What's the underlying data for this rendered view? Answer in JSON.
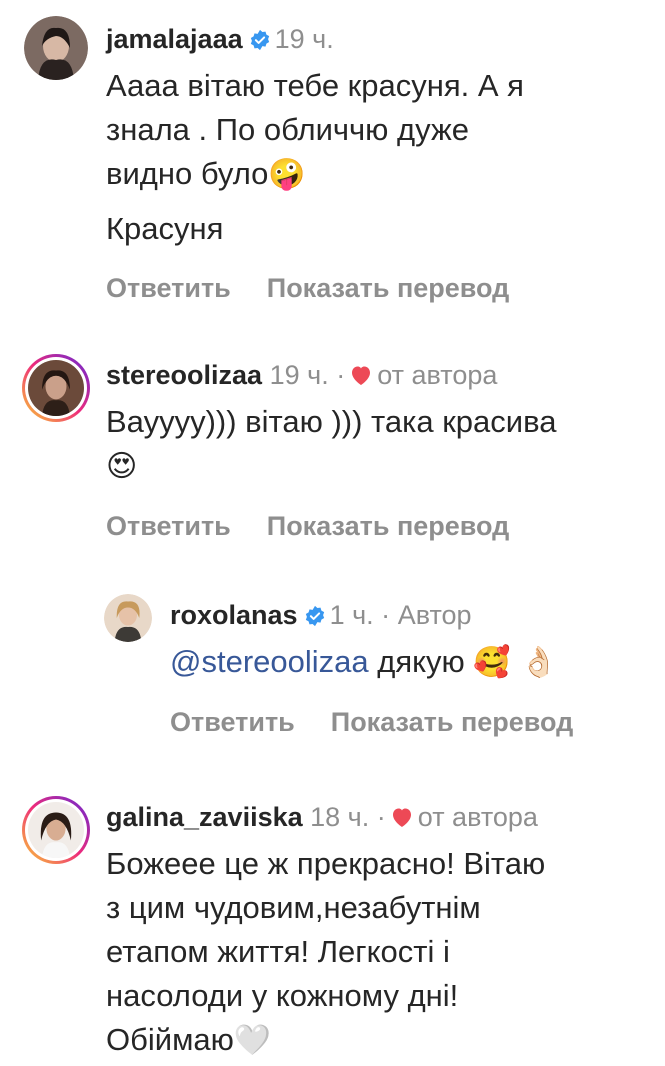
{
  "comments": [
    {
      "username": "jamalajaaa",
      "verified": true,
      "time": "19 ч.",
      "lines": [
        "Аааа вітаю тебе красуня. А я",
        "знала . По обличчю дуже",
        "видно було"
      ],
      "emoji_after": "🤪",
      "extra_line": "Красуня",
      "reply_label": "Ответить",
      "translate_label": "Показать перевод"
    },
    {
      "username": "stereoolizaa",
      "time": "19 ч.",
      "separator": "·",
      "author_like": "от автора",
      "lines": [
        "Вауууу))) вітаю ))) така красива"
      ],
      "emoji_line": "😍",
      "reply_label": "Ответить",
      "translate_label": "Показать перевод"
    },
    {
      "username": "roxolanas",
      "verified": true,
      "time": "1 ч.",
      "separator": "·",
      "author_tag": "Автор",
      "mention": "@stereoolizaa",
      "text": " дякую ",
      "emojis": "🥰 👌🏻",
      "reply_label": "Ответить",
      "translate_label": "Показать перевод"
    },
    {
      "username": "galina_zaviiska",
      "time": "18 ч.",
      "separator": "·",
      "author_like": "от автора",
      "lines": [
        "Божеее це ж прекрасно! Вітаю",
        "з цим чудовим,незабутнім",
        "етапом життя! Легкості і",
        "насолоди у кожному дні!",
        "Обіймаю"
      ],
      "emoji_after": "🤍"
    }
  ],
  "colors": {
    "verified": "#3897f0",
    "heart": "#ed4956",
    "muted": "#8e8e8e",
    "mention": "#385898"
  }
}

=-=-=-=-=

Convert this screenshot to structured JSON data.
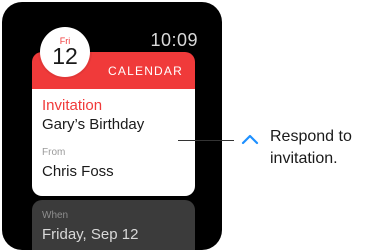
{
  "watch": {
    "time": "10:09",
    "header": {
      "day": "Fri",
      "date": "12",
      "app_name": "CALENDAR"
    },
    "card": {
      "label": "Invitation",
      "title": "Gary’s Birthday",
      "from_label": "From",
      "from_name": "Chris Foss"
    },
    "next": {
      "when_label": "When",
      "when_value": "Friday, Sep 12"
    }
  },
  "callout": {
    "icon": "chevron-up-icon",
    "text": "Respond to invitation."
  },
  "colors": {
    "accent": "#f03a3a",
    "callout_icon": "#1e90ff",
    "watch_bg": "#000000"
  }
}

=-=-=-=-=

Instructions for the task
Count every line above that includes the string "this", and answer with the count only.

Response area
2